Copy each line of the data below with the word "компоненты".

Excerpted data Block Start

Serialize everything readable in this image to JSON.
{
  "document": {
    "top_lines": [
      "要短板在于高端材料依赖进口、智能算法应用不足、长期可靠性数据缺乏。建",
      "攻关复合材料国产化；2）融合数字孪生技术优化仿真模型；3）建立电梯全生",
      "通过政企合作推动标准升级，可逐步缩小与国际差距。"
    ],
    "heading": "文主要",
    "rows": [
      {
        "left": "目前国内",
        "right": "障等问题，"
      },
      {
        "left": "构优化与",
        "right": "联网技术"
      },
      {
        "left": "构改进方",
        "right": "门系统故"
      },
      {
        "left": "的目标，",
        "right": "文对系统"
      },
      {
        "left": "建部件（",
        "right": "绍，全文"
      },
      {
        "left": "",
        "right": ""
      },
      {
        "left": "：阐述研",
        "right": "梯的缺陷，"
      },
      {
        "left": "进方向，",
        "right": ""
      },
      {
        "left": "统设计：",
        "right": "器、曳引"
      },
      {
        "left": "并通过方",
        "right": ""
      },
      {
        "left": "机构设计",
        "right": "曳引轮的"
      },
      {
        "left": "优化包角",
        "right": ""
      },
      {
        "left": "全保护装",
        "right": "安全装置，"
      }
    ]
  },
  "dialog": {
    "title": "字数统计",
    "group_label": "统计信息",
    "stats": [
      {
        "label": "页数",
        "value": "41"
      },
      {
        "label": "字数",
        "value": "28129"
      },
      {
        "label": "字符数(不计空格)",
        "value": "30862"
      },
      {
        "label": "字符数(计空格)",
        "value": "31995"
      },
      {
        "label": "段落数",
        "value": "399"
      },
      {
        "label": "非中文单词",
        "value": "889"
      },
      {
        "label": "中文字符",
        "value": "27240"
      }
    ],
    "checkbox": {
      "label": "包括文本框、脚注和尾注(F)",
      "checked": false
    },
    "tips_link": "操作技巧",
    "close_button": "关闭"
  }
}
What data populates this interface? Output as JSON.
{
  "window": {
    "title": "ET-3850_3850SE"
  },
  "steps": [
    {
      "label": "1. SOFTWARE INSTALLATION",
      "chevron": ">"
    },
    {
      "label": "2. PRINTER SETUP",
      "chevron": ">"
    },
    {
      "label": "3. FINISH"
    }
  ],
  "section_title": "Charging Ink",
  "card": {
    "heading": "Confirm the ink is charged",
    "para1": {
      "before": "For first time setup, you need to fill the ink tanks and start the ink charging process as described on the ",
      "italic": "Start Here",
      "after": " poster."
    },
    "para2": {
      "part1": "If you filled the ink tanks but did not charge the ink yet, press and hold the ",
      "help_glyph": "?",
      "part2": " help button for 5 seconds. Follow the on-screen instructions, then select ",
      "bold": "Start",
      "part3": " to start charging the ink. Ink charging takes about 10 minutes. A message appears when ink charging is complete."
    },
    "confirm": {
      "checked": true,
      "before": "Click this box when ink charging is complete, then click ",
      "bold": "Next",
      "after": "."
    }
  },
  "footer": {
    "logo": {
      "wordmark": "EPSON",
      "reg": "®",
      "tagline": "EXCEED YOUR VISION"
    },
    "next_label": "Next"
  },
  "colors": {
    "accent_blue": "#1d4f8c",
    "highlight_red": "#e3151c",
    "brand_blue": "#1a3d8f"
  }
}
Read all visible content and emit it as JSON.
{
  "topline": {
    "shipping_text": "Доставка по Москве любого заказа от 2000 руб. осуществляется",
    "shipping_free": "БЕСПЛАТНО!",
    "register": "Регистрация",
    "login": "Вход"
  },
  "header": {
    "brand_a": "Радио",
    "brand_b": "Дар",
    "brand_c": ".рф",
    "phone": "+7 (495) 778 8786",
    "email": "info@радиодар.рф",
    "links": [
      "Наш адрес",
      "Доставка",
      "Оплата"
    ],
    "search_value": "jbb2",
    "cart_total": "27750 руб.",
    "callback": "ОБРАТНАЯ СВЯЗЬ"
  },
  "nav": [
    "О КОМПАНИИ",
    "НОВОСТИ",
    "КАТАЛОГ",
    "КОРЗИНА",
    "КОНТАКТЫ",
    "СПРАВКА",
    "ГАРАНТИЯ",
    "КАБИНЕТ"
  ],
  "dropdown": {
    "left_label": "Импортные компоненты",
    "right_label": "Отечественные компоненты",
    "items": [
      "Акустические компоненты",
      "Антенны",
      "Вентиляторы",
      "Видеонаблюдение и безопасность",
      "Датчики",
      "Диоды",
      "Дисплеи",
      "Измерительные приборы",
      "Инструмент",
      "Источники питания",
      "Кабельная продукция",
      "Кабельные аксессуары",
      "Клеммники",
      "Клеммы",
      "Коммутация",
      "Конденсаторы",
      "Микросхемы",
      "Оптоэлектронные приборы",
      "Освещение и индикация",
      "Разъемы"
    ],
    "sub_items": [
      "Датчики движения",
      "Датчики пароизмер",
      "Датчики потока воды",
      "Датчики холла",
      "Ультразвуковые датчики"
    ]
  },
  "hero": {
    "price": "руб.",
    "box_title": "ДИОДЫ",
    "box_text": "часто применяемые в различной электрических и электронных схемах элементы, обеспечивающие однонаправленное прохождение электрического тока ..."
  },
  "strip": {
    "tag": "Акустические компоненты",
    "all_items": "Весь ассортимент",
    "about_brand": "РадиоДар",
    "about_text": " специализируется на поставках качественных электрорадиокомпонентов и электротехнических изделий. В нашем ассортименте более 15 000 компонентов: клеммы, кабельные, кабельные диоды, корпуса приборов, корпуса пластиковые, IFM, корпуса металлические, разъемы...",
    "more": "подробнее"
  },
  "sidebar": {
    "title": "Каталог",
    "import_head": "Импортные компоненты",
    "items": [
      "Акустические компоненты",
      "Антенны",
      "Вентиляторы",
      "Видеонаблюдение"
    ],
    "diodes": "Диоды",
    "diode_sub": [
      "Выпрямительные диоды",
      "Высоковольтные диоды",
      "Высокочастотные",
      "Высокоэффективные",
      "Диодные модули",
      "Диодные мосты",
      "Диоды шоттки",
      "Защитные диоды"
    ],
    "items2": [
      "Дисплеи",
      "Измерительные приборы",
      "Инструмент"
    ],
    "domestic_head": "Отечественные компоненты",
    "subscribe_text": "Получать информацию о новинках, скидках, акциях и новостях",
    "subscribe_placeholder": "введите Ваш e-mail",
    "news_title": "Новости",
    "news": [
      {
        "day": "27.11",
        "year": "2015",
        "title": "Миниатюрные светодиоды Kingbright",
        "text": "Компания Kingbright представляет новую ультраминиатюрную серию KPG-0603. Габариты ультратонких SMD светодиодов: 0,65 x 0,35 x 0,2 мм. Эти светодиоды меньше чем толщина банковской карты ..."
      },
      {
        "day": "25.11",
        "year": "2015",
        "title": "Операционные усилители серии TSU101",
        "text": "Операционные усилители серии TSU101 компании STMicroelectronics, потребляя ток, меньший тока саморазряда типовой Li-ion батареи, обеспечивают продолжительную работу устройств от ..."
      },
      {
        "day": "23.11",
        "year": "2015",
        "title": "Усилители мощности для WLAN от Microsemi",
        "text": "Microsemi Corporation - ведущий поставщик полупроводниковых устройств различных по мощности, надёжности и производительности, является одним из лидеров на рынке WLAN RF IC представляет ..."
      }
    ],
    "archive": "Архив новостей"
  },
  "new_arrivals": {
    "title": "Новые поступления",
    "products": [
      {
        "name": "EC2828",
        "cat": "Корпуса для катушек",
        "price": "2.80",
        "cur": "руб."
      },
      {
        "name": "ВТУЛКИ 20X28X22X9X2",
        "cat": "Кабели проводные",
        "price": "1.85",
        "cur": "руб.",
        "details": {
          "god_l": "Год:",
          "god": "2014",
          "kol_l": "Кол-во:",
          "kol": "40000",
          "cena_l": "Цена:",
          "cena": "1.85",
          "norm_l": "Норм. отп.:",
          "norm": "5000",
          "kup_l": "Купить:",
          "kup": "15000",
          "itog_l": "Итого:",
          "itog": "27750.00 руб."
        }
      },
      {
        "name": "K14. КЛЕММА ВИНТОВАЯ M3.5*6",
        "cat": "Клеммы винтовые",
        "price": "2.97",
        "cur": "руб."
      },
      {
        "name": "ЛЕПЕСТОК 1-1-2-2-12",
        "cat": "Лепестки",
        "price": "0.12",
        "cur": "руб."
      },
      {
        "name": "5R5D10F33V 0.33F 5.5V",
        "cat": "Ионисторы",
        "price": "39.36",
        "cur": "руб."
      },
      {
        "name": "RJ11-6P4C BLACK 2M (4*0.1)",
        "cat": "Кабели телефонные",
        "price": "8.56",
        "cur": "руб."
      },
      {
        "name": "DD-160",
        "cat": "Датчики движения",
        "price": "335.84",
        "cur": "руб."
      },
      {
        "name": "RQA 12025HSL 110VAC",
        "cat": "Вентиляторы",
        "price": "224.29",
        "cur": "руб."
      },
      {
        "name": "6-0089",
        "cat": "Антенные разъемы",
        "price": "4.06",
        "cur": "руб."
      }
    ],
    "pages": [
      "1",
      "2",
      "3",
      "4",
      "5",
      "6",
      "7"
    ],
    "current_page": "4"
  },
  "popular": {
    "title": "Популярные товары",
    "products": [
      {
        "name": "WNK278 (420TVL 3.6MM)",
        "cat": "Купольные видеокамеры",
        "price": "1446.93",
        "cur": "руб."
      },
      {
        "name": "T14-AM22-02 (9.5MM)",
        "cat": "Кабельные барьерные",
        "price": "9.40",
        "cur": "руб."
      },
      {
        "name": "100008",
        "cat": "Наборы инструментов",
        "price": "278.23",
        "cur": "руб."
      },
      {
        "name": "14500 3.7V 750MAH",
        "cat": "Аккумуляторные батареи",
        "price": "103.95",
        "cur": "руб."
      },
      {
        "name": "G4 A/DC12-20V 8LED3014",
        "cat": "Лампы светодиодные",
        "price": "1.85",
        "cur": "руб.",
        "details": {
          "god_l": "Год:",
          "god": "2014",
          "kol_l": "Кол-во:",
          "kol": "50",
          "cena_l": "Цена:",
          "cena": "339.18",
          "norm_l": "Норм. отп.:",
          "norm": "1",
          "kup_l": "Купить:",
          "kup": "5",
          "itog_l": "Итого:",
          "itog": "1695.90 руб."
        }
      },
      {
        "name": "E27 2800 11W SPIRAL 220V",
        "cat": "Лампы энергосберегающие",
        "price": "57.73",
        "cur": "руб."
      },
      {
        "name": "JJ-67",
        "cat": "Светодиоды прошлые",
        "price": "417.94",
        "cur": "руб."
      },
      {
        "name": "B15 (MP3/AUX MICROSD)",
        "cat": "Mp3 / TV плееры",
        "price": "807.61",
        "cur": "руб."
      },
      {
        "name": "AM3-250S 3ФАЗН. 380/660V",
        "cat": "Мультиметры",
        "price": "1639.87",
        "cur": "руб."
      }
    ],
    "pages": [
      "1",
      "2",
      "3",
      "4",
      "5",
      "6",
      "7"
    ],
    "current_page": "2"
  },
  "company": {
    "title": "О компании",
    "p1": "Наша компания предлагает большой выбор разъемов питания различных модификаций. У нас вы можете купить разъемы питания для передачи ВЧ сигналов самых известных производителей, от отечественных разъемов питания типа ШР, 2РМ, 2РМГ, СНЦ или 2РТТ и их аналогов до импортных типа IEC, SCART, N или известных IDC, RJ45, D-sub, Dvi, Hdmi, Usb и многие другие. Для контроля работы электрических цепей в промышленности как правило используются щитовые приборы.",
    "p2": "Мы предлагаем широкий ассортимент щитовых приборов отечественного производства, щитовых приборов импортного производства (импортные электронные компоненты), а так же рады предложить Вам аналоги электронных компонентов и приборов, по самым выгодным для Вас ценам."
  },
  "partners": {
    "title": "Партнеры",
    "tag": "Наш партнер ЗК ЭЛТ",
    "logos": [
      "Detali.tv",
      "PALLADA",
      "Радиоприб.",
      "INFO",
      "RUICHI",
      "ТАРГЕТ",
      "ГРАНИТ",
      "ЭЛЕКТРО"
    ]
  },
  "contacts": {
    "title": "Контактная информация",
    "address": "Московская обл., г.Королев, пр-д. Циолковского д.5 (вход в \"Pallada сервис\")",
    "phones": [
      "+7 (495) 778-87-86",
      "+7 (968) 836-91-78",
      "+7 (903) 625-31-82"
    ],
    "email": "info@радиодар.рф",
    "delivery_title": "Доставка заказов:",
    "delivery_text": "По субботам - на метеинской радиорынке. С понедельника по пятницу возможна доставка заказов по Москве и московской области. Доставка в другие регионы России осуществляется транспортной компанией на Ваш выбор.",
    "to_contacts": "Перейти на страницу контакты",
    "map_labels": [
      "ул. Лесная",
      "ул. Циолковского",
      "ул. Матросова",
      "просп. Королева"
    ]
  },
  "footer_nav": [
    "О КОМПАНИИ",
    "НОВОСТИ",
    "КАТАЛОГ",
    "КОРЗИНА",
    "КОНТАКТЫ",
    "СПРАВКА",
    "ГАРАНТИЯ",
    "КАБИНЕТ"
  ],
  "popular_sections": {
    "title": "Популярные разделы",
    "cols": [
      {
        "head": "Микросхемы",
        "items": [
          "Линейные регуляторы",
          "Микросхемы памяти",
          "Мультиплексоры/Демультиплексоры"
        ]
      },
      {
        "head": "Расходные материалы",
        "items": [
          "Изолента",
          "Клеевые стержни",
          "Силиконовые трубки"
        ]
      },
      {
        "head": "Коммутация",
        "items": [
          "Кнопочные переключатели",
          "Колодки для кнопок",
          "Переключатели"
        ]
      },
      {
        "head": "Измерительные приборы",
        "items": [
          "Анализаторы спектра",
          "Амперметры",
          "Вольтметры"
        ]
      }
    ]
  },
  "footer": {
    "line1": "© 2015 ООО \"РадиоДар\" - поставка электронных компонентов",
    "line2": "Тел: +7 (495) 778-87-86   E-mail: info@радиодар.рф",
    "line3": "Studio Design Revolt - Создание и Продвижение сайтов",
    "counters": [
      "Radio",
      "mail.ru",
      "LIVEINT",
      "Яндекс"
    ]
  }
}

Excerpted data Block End

• Exercise answer:
    "left_label": "Импортные компоненты",
    "right_label": "Отечественные компоненты",
      "Акустические компоненты",
    "tag": "Акустические компоненты",
    "import_head": "Импортные компоненты",
      "Акустические компоненты",
    "domestic_head": "Отечественные компоненты",
    "p2": "Мы предлагаем широкий ассортимент щитовых приборов отечественного производства, щитовых приборов импортного производства (импортные электронные компоненты), а так же рады предложить Вам аналоги электронных компонентов и приборов, по самым выгодным для Вас ценам."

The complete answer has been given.